Dataset records
>>>>>

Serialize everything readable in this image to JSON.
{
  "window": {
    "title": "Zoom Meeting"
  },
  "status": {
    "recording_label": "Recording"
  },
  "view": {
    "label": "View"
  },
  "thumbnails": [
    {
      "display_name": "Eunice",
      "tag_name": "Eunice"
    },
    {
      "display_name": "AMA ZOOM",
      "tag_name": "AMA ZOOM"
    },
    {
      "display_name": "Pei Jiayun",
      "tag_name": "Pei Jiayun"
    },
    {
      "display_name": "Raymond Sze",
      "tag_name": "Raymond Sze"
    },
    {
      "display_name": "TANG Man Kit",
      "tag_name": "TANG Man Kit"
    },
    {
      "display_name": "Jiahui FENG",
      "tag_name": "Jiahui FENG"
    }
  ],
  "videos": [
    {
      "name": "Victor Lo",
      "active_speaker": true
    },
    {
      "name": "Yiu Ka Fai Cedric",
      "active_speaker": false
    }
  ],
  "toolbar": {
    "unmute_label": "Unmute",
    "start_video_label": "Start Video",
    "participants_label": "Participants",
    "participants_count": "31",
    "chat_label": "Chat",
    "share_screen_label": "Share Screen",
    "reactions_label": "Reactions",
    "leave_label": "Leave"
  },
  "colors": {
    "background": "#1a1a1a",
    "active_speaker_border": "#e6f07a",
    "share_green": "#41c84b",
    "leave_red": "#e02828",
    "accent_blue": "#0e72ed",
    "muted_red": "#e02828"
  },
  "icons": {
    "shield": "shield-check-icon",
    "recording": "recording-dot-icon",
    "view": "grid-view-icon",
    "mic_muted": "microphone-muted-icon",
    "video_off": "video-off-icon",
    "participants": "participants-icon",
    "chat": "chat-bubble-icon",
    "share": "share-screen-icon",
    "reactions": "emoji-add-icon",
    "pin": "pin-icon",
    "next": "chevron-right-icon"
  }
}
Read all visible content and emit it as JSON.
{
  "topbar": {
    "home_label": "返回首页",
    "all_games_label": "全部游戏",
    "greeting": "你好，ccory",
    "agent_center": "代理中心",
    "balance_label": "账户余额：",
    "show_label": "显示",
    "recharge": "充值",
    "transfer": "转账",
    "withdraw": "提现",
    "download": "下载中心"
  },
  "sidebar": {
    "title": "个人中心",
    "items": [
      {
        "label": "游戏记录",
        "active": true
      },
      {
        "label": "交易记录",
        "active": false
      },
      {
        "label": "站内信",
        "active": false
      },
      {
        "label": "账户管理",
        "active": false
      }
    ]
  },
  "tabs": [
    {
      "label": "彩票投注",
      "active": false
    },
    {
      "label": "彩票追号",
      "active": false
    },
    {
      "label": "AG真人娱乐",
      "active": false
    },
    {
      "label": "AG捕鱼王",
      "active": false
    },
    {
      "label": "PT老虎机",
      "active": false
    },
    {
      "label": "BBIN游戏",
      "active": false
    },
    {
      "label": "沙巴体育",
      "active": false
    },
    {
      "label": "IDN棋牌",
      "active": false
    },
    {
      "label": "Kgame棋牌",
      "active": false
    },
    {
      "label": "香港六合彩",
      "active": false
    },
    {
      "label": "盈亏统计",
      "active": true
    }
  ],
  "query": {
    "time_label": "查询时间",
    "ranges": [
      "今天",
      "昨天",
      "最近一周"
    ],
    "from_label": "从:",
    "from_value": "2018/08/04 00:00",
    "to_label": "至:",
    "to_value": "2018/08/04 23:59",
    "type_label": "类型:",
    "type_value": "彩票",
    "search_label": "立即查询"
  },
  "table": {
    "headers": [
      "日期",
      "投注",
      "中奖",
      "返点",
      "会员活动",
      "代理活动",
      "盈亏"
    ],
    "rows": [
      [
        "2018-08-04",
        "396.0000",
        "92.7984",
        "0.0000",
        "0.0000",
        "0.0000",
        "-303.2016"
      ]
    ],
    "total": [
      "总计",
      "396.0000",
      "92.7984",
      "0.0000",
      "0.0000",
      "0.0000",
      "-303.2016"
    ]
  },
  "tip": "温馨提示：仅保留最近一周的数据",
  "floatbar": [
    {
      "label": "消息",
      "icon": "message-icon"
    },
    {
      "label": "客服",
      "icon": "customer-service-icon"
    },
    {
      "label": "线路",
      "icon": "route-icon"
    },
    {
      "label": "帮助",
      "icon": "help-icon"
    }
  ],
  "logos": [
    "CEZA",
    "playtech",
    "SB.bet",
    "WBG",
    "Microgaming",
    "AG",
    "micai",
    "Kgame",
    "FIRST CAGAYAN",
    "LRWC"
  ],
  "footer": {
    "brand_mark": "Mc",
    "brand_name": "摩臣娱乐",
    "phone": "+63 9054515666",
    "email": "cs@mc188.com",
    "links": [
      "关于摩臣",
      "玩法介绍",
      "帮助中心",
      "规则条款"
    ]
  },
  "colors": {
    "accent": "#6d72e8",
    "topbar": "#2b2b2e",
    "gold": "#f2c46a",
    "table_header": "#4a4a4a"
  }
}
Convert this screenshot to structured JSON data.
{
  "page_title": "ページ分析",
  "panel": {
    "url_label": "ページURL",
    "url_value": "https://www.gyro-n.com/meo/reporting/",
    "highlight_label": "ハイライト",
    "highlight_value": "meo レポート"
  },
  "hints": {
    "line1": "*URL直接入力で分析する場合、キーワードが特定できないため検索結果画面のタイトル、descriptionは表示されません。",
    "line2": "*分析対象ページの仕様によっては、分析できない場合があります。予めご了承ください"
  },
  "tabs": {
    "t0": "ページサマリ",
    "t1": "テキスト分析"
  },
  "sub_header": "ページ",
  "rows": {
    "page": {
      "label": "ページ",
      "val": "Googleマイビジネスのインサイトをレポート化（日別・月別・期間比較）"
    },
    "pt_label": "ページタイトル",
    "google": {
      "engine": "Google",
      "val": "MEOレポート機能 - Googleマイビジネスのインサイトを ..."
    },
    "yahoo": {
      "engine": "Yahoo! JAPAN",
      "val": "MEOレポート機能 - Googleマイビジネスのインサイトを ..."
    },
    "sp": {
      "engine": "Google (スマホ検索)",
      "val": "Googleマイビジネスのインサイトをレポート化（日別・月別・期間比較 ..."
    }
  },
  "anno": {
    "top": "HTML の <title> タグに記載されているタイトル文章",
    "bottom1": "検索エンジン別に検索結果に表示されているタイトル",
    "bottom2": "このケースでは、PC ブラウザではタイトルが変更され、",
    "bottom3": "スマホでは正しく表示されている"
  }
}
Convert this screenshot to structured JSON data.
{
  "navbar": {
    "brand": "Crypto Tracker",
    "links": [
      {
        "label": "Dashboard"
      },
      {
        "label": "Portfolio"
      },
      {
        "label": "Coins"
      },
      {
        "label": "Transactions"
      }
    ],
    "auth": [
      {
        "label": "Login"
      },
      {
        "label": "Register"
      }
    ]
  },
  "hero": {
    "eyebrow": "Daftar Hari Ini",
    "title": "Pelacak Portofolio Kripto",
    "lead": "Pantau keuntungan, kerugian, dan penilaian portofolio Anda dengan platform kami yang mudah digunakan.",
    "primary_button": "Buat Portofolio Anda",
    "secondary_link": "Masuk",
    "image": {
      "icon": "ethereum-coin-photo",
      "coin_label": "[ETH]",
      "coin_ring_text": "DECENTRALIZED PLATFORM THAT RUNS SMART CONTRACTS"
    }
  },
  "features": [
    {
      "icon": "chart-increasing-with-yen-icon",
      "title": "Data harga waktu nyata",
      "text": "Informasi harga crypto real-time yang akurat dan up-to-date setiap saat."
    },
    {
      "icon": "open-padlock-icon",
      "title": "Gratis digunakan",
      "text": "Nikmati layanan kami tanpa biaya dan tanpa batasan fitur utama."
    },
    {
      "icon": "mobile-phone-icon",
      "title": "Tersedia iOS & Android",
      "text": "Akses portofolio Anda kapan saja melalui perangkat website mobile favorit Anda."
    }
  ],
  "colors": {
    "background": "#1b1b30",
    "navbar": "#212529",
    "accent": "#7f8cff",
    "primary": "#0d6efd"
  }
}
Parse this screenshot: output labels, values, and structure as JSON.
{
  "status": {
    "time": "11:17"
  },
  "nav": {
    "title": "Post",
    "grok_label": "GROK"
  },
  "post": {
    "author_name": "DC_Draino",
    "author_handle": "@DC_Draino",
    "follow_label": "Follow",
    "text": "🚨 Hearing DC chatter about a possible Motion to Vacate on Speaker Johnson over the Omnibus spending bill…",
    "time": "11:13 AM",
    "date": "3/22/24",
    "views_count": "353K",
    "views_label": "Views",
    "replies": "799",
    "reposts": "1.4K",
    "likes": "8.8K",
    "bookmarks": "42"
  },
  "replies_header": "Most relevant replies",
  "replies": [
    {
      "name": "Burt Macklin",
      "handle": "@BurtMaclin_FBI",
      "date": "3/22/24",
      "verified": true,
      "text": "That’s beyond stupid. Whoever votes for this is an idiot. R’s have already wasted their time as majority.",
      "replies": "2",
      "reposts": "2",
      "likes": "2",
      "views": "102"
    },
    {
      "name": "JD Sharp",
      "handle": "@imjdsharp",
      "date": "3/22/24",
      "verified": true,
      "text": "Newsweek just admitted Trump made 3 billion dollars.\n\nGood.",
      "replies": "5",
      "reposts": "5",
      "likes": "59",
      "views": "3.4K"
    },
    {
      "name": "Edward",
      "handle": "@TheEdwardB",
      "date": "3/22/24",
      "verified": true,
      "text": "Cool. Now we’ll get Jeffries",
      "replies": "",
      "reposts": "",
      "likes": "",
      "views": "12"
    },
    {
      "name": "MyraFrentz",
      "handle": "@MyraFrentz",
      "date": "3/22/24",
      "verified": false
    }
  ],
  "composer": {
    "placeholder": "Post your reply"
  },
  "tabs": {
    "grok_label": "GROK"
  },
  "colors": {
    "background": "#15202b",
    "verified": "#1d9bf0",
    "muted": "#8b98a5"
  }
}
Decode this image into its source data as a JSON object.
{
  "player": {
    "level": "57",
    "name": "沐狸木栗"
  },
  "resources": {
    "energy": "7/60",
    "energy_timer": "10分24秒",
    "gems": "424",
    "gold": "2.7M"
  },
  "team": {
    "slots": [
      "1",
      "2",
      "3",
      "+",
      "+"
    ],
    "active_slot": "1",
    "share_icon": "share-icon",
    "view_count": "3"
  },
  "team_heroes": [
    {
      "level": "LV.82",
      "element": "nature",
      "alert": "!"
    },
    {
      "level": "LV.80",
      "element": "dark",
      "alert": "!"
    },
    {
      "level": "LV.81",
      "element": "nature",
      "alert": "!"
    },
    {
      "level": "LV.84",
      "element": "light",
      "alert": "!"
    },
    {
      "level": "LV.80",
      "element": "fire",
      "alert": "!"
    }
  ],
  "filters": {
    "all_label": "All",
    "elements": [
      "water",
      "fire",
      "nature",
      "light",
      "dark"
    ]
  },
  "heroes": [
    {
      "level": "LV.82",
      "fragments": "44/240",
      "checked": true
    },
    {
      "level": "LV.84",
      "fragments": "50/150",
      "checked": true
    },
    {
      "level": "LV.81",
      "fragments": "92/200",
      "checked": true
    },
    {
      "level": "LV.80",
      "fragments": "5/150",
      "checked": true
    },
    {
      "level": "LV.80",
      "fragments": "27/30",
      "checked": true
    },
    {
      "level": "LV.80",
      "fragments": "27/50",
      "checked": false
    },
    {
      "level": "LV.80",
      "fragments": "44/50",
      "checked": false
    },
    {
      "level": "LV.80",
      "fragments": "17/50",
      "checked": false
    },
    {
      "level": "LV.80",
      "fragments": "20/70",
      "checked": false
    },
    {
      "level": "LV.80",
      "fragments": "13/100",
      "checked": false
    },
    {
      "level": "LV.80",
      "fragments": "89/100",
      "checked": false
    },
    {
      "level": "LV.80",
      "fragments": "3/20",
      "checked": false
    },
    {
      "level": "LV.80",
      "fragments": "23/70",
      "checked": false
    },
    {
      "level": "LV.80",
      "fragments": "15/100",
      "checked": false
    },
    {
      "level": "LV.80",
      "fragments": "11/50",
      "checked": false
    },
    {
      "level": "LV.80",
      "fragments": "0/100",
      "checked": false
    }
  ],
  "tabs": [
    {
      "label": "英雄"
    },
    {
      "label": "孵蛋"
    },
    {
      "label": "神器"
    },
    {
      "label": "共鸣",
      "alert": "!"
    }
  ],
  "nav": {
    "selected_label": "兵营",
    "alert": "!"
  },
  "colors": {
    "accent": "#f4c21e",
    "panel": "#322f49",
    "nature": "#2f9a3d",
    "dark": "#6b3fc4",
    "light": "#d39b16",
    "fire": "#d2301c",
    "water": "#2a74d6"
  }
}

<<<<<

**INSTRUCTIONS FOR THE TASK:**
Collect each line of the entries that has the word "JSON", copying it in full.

**YOUR SOLUTION:**
Serialize everything readable in this image to JSON.
Read all visible content and emit it as JSON.
Convert this screenshot to structured JSON data.
Convert this screenshot to structured JSON data.
Parse this screenshot: output labels, values, and structure as JSON.
Decode this image into its source data as a JSON object.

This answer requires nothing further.